Wednesday, August 10, 2016

Insulin sensitivity comes into focus

Many different things can be seen in any landscape, depending on your focal point.
Image by Nicooo76 via Pixabay.
When photographing a landscape, different photographers choose different perspectives. Some capture a wide-angle view, while others focus on particular details.

It’s no different for researchers who use genome-wide association studies (GWAS) to investigate the genetic landscape of type 2 diabetes (T2D). A common perspective is to study the wide range of variants that are significantly associated with the presence of T2D in patients. But it can also be very informative to concentrate on individual traits related to the physiology of T2D. In a new paper in Diabetes, co-first authors Geoffrey Walford, Stefan Gustafsson, Denis Rybin, and fellow members of the Meta-Analyses of Glucose and Insulin-related traits Consortium (MAGIC) took this focused perspective to discover associations of genetic variants with insulin sensitivity.

Along with reduced insulin levels, the loss of insulin sensitivity (often termed insulin resistance) is a major hallmark of T2D. When muscle, liver, and fat cells become less able to respond to insulin, blood glucose levels rise. Since this can contribute to development of T2D and exacerbate its symptoms, knowing which genetic variants are associated with sensitivity to insulin could be informative for understanding pathways that contribute to T2D risk.
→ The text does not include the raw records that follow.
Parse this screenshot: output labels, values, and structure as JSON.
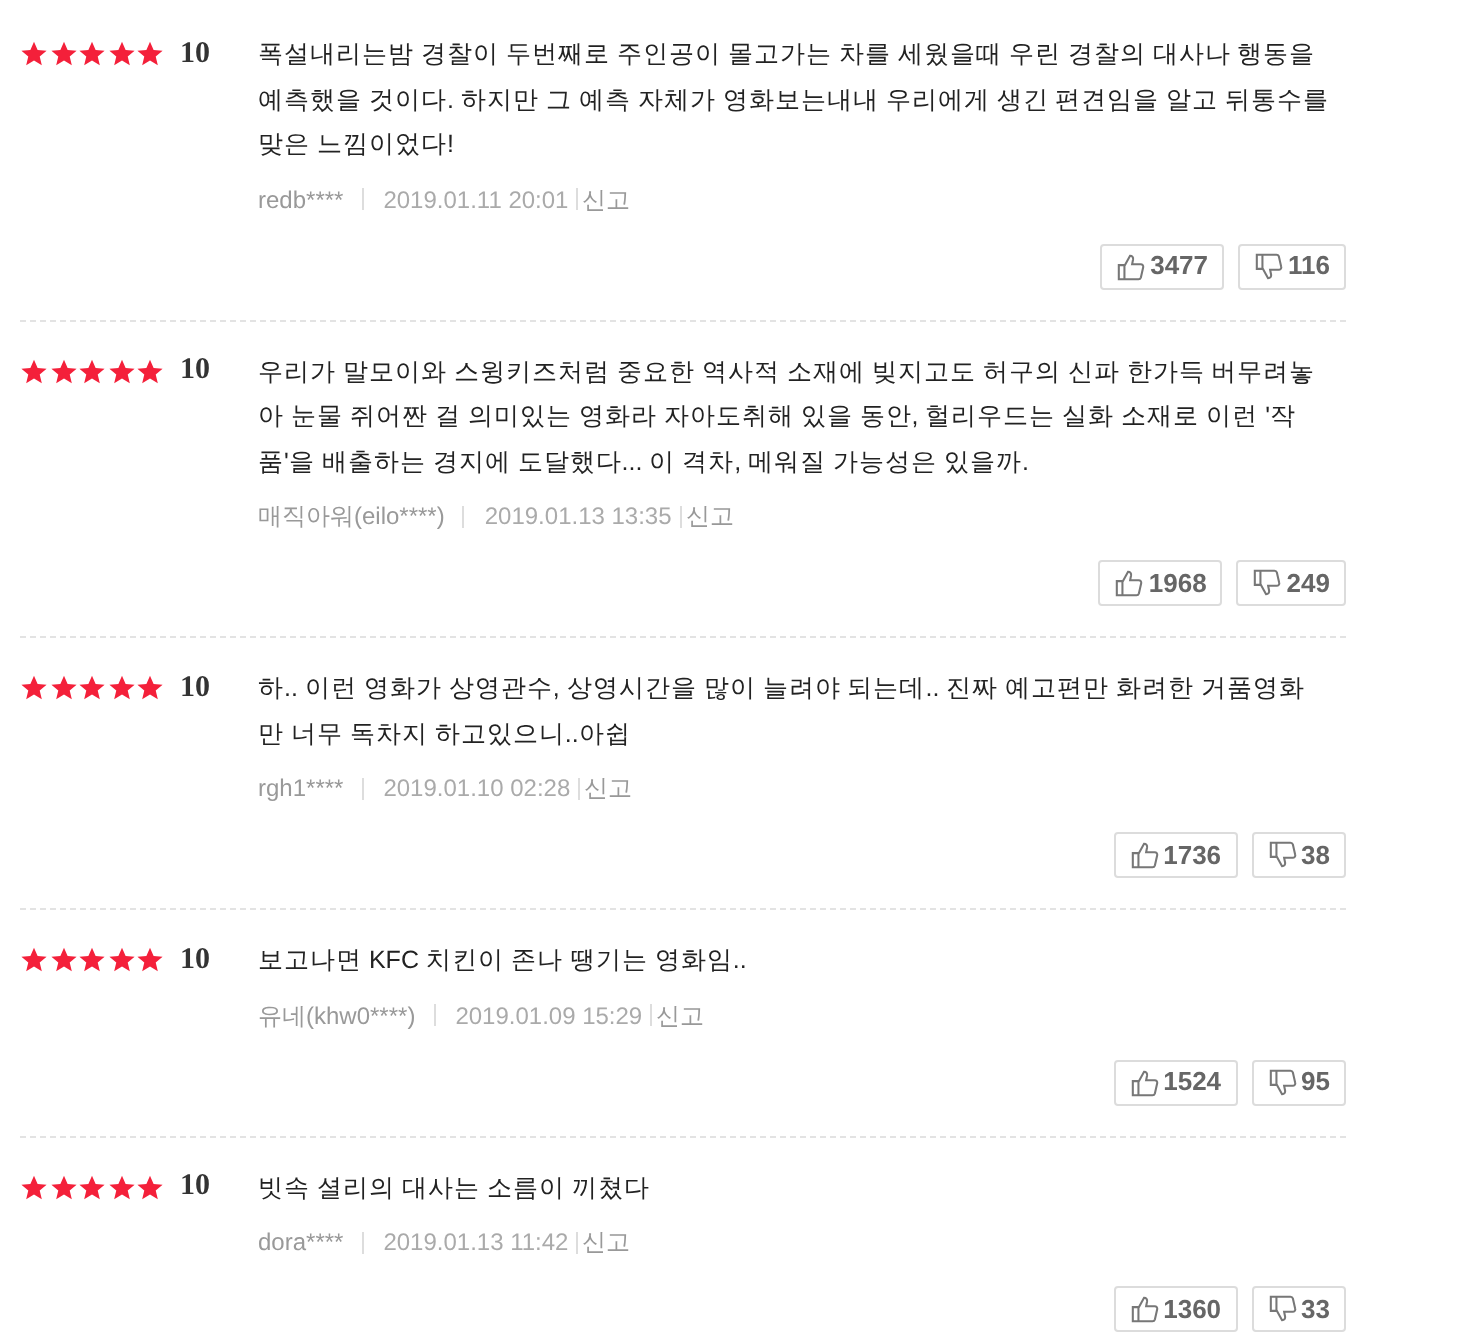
{
  "reviews": [
    {
      "stars": 5,
      "score": "10",
      "text": "폭설내리는밤 경찰이 두번째로 주인공이 몰고가는 차를 세웠을때 우린 경찰의 대사나 행동을 예측했을 것이다. 하지만 그 예측 자체가 영화보는내내 우리에게 생긴 편견임을 알고 뒤통수를 맞은 느낌이었다!",
      "author": "redb****",
      "date": "2019.01.11 20:01",
      "report": "신고",
      "likes": "3477",
      "dislikes": "116"
    },
    {
      "stars": 5,
      "score": "10",
      "text": "우리가 말모이와 스윙키즈처럼 중요한 역사적 소재에 빚지고도 허구의 신파 한가득 버무려놓아 눈물 쥐어짠 걸 의미있는 영화라 자아도취해 있을 동안, 헐리우드는 실화 소재로 이런 '작품'을 배출하는 경지에 도달했다... 이 격차, 메워질 가능성은 있을까.",
      "author": "매직아워(eilo****)",
      "date": "2019.01.13 13:35",
      "report": "신고",
      "likes": "1968",
      "dislikes": "249"
    },
    {
      "stars": 5,
      "score": "10",
      "text": "하.. 이런 영화가 상영관수, 상영시간을 많이 늘려야 되는데.. 진짜 예고편만 화려한 거품영화만 너무 독차지 하고있으니..아쉽",
      "author": "rgh1****",
      "date": "2019.01.10 02:28",
      "report": "신고",
      "likes": "1736",
      "dislikes": "38"
    },
    {
      "stars": 5,
      "score": "10",
      "text": "보고나면 KFC 치킨이 존나 땡기는 영화임..",
      "author": "유네(khw0****)",
      "date": "2019.01.09 15:29",
      "report": "신고",
      "likes": "1524",
      "dislikes": "95"
    },
    {
      "stars": 5,
      "score": "10",
      "text": "빗속 셜리의 대사는 소름이 끼쳤다",
      "author": "dora****",
      "date": "2019.01.13 11:42",
      "report": "신고",
      "likes": "1360",
      "dislikes": "33"
    }
  ]
}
But insulin sensitivity is difficult to measure. Earlier GWAS have used simple estimates of insulin sensitivity, such as fasting levels of insulin, and have discovered a handful of genetic variants that influence insulin sensitivity. The “gold standard” test, the euglycemic clamp, involves giving patients continuous infusions of insulin and glucose and monitoring their blood glucose every few minutes. It’s expensive and time-consuming—not a test that is practical to perform on the tens of thousands of subjects that are commonly used in GWAS.

The authors wondered whether they could instead use an index that combines several measurements, each relatively easy to make. It’s an index with a long name: the modified Stumvoll Insulin Sensitivity Index (ISI). Developed by Stumvoll and colleagues in 2001, this index can be derived in a variety of ways. The authors chose the ISI requiring just three measurements: fasting insulin levels; glucose levels two hours after a glucose load; and insulin levels two hours after a glucose load. This ISI is as good as or better than other estimates of insulin sensitivity and correlates well with the euglycemic clamp.
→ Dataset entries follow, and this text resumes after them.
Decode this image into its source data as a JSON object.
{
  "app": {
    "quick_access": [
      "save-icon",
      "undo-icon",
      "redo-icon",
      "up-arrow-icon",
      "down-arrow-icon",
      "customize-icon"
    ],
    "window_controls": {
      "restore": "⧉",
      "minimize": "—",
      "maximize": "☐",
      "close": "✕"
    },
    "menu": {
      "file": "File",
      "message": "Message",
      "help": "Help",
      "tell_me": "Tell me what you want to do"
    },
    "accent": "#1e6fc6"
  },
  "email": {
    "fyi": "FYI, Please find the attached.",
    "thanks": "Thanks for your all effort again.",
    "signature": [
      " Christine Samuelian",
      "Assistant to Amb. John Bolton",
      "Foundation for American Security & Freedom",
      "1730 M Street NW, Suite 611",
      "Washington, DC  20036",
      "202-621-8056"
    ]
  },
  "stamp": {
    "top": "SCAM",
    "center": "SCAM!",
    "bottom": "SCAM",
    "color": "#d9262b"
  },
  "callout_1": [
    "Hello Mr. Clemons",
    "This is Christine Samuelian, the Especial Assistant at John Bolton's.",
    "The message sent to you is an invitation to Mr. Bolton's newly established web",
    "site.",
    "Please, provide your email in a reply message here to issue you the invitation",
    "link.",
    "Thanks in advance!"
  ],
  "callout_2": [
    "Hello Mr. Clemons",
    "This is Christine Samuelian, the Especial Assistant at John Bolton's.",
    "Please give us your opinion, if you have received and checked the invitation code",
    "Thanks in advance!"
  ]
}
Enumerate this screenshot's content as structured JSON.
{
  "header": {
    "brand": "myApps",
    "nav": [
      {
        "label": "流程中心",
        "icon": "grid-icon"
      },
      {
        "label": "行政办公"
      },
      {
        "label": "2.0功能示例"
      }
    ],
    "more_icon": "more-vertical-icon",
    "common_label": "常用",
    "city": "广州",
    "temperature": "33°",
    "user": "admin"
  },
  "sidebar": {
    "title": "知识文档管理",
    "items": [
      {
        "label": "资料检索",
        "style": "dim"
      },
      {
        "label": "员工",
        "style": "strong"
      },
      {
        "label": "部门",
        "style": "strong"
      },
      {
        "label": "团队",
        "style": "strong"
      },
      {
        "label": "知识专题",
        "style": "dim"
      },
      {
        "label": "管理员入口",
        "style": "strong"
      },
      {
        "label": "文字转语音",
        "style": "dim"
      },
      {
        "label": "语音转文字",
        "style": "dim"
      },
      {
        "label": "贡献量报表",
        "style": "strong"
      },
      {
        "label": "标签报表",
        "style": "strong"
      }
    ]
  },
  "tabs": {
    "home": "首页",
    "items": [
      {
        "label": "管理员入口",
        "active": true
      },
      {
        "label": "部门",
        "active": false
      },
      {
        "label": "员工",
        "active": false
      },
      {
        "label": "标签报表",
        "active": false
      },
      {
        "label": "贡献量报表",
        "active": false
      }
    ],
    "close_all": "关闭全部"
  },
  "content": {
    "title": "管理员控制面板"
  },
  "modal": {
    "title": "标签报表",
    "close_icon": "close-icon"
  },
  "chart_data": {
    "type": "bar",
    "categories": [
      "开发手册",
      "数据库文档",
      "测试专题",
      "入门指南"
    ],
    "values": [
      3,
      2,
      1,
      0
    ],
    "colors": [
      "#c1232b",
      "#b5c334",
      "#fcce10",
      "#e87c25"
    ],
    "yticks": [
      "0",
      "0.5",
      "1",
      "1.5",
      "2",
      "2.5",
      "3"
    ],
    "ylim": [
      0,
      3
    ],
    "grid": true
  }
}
So the researchers looked for variants associated with the Stumvoll ISI in nearly 17,000 participants in the discovery phase of the work. They added another 13,300 in the replication phase, adding up to about 30,000 in the combined meta-analysis. Since obesity, measured by body mass index (BMI), can affect insulin sensitivity, the authors added BMI to some of their statistical models.

First, the authors found associations between the ISI and other variants already known to affect simple measures of insulin sensitivity. This provided reassurance that the ISI was properly detecting genetic influences on insulin sensitivity. After discovery, replication, and meta-analysis, two novel genetic variants were associated with ISI at genome-wide significance (P-value < 5.0 ×10-8) in a model that tested the effect of the variant, age, sex, and the interaction between the variant and BMI: variant rs12454712, near the gene BCL2, and variant rs10506418, near the gene FAM19A2.

How might these variants affect insulin sensitivity? There’s a lot more work to be done before that question can be answered. Additional studies will need to clarify whether these variants, which are near BCL2 and FAM19A2, affect these or other genes, and then how these variants actually cause changes in insulin sensitivity. 

There are some clues already in the published literature. The variant rs12454712 near BCL2 has previously been found to be associated with T2D, supporting the hypothesis that this region of the genome contributes to T2D risk through reducing insulin sensitivity. And the gene itself (BCL2) has already been implicated in glycemic metabolism: inhibiting bcl2 improves glucose tolerance in a mouse model, while a drug that inhibits the protein product of the gene (BCL2) increases blood glucose levels in certain chronic lymphocytic leukemia patients. So there’s even more reason to suspect that the rs12454712 variant might affect insulin sensitivity via BCL2.

There is as yet no evidence linking the protein FAM19A2 function to glucose metabolism, so the jury is out on whether the variant rs10506418 affects FAM19A2 or some other nearby gene. 

By focusing on a detail of the T2D-related genetic landscape, this study has teased out two variants that may give us clues about the physiology of insulin sensitivity and the development of T2D. And that’s a valuable addition to our overall picture of T2D genetics!